Data about app and page elements:
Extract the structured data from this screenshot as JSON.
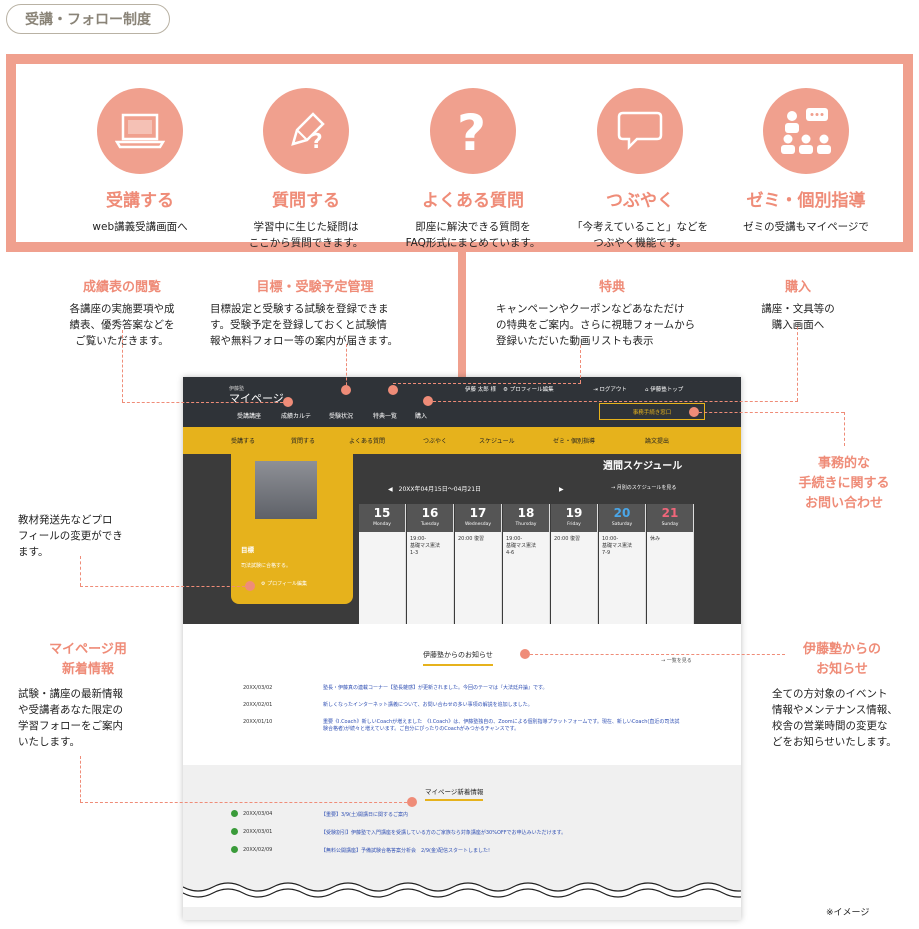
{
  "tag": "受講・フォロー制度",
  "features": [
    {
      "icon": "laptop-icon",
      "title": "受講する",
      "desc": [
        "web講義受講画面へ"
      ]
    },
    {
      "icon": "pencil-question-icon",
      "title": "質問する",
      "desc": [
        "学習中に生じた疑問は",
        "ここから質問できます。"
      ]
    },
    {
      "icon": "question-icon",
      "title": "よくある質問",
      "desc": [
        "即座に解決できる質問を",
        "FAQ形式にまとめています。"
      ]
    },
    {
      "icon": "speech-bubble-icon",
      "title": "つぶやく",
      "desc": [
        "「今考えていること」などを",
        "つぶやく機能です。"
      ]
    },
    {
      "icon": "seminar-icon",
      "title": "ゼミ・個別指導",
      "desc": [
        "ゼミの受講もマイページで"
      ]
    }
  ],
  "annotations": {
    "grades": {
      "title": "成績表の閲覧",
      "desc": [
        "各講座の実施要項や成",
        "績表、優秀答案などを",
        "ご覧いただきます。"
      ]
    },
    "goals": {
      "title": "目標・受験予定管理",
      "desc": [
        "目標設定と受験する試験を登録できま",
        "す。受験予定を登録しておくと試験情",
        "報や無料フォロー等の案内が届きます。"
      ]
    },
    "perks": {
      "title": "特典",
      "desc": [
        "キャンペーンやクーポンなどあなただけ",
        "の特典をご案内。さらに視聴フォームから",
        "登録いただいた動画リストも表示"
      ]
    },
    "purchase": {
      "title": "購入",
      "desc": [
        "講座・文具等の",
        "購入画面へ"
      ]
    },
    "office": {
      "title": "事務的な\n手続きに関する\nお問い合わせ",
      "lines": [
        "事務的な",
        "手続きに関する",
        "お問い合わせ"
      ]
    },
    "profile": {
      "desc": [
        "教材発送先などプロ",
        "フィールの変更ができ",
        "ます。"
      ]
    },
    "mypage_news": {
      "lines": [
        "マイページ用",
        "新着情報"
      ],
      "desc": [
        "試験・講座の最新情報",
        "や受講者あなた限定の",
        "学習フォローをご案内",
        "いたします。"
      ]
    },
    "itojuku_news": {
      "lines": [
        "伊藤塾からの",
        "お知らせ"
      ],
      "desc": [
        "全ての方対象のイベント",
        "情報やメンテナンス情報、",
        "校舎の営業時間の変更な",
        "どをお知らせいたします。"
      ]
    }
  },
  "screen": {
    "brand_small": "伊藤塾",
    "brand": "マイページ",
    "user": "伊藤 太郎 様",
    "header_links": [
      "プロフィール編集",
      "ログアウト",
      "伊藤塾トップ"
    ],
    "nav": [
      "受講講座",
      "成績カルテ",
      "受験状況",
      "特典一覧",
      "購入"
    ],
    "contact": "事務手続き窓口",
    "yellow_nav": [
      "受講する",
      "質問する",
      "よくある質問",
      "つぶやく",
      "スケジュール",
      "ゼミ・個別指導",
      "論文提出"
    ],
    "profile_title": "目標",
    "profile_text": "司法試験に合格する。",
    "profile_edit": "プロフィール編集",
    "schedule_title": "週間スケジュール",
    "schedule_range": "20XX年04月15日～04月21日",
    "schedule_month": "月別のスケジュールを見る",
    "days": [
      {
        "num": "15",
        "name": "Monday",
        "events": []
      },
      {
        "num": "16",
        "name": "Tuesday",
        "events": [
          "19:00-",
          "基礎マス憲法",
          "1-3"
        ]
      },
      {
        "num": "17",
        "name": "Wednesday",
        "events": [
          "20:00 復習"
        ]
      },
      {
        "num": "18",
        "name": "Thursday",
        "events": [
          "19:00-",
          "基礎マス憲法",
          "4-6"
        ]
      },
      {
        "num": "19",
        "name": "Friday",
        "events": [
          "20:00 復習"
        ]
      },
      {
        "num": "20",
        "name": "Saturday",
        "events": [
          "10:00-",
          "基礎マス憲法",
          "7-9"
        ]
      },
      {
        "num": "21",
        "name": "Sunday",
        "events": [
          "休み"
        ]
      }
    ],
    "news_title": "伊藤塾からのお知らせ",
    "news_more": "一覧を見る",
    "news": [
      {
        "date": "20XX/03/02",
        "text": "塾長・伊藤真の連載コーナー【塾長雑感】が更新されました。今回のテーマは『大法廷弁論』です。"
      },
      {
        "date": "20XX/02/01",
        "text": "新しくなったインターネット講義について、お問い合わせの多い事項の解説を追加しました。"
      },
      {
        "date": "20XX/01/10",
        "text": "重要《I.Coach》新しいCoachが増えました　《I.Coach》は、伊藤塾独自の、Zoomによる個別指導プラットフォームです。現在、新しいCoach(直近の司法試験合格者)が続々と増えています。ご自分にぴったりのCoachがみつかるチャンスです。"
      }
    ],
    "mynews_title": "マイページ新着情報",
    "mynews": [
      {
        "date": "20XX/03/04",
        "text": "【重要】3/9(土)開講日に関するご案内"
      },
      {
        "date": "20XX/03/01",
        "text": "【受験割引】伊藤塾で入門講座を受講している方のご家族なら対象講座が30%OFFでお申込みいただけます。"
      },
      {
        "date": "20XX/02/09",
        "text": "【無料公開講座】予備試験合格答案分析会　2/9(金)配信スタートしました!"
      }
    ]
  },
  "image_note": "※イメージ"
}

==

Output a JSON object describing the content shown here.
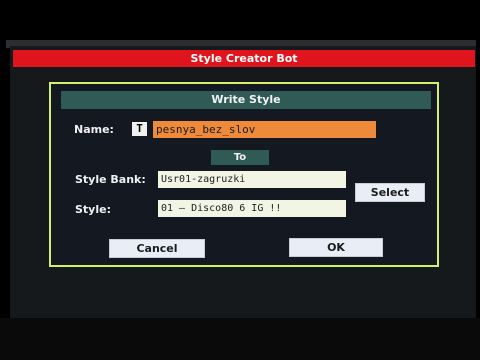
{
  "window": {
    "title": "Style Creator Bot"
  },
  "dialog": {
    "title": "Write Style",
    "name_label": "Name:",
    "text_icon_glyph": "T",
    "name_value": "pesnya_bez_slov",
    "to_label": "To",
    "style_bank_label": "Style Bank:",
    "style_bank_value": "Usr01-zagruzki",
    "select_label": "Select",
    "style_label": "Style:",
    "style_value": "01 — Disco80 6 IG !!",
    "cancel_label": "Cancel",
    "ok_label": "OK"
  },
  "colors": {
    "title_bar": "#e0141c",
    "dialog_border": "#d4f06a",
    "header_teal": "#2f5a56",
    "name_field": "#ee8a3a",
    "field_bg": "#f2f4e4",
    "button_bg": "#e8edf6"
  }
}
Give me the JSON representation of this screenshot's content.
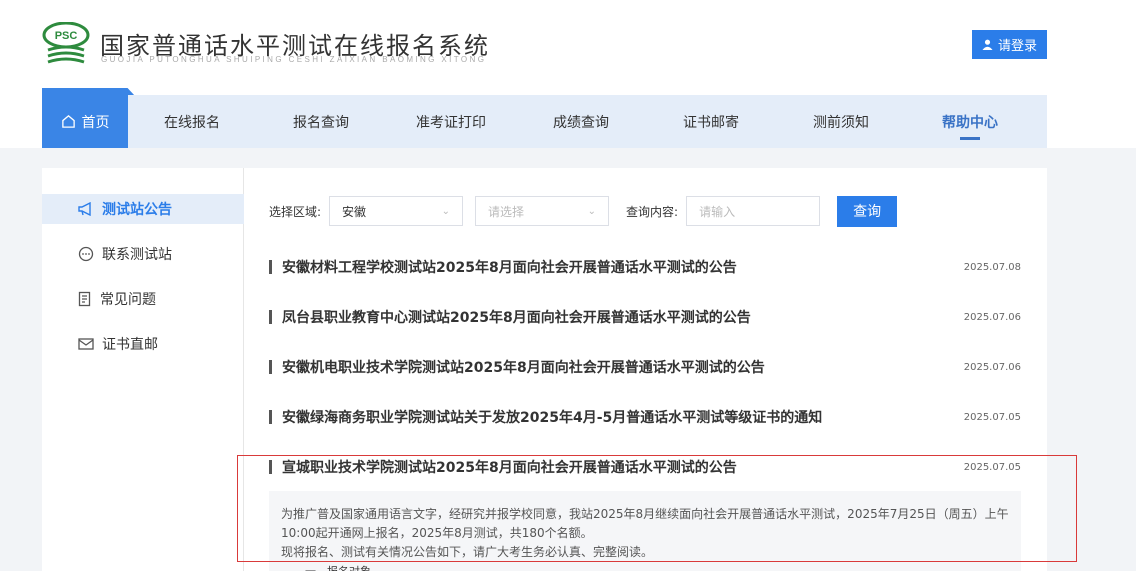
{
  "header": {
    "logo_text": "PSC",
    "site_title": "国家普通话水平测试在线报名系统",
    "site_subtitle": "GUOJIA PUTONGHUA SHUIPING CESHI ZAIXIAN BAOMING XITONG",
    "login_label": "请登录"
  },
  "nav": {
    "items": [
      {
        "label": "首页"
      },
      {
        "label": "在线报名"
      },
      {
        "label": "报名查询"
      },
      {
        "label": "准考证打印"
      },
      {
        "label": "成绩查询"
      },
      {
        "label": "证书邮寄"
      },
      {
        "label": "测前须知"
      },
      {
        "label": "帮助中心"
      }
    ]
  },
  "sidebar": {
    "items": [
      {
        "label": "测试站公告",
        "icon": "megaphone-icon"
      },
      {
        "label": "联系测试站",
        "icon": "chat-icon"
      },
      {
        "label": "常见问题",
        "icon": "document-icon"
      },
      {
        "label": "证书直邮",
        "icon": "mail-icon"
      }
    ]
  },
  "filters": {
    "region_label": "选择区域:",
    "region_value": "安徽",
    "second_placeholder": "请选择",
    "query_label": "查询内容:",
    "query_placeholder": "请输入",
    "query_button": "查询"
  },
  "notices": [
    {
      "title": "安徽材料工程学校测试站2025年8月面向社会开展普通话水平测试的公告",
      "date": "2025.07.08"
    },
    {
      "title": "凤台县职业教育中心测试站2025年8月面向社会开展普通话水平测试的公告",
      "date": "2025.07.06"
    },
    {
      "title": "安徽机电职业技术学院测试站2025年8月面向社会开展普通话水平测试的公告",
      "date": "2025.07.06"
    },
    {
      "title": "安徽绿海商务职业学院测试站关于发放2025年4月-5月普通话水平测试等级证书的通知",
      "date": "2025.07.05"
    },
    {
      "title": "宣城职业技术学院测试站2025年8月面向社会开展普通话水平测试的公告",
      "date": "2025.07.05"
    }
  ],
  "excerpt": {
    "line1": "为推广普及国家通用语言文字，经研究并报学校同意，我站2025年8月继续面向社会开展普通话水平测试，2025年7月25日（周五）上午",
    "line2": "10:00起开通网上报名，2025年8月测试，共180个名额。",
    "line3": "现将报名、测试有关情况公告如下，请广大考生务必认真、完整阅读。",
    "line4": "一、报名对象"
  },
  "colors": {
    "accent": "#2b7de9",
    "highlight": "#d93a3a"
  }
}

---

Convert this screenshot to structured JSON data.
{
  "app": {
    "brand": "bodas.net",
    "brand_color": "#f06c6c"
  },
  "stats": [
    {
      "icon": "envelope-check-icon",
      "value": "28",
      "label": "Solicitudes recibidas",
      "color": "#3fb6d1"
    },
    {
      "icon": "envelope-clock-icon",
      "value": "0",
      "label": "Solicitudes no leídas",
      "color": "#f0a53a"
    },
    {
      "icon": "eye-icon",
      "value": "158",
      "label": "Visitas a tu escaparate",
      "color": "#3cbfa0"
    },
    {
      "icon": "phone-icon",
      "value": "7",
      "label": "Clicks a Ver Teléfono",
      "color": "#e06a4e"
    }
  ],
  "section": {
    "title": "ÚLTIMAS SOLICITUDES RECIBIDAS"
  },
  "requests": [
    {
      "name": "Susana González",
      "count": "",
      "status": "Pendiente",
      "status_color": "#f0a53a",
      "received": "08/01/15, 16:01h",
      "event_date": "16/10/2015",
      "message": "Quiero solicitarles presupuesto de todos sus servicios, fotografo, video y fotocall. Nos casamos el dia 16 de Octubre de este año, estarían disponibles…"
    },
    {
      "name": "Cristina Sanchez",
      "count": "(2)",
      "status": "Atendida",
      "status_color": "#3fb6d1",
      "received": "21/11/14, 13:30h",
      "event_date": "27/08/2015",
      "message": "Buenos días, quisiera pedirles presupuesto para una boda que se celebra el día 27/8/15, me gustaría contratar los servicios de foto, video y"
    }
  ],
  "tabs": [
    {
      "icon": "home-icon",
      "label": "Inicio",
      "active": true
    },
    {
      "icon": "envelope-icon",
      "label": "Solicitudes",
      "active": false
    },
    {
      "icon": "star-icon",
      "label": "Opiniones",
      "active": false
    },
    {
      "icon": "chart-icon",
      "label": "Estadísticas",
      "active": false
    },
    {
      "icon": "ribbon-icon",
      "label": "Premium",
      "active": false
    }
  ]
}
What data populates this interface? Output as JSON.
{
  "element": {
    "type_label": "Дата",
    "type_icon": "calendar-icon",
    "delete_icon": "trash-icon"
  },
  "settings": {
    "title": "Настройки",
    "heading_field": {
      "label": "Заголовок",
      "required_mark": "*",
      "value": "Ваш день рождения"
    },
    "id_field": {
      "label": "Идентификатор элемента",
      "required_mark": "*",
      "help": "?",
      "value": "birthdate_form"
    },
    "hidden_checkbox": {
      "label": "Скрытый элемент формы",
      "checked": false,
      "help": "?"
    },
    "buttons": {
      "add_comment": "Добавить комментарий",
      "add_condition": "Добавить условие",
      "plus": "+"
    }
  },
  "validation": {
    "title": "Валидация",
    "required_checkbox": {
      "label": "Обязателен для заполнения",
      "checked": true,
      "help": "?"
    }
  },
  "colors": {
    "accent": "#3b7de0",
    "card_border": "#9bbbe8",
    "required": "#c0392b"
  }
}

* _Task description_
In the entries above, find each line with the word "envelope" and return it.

* _Task result_
      "icon": "envelope-check-icon",
      "icon": "envelope-clock-icon",
      "icon": "envelope-icon",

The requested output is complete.